Dataset records Block Start
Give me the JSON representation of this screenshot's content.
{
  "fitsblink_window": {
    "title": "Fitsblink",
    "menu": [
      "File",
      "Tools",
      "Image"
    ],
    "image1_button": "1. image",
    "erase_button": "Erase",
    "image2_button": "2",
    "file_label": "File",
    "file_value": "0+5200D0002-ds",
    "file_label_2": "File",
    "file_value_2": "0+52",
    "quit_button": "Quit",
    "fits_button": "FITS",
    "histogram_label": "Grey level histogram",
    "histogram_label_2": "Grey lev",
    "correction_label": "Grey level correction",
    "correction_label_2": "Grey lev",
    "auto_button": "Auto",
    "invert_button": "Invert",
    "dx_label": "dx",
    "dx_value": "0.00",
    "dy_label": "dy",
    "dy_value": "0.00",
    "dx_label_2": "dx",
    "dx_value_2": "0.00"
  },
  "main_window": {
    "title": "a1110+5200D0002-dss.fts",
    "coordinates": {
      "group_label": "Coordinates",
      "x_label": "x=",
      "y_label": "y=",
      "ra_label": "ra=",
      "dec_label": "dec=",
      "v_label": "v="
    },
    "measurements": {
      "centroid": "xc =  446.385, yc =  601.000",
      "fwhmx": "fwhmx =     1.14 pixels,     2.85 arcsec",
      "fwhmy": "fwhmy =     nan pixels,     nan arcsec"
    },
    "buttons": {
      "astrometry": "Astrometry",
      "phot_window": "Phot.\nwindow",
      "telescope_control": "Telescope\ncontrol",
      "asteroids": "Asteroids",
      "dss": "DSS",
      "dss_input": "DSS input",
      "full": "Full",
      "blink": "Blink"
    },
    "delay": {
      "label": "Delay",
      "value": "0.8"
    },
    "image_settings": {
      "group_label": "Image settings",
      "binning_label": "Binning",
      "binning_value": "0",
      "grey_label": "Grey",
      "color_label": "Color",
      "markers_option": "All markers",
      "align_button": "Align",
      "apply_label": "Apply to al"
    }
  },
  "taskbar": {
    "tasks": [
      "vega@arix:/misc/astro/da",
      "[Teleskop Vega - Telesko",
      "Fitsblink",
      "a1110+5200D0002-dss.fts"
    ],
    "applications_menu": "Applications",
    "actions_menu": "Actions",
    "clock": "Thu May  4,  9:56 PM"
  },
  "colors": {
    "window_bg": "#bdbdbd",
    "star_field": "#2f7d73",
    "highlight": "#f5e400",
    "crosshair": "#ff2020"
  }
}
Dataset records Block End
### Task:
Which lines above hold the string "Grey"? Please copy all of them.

### Reply to the exercise:
    "histogram_label": "Grey level histogram",
    "histogram_label_2": "Grey lev",
    "correction_label": "Grey level correction",
    "correction_label_2": "Grey lev",
      "grey_label": "Grey",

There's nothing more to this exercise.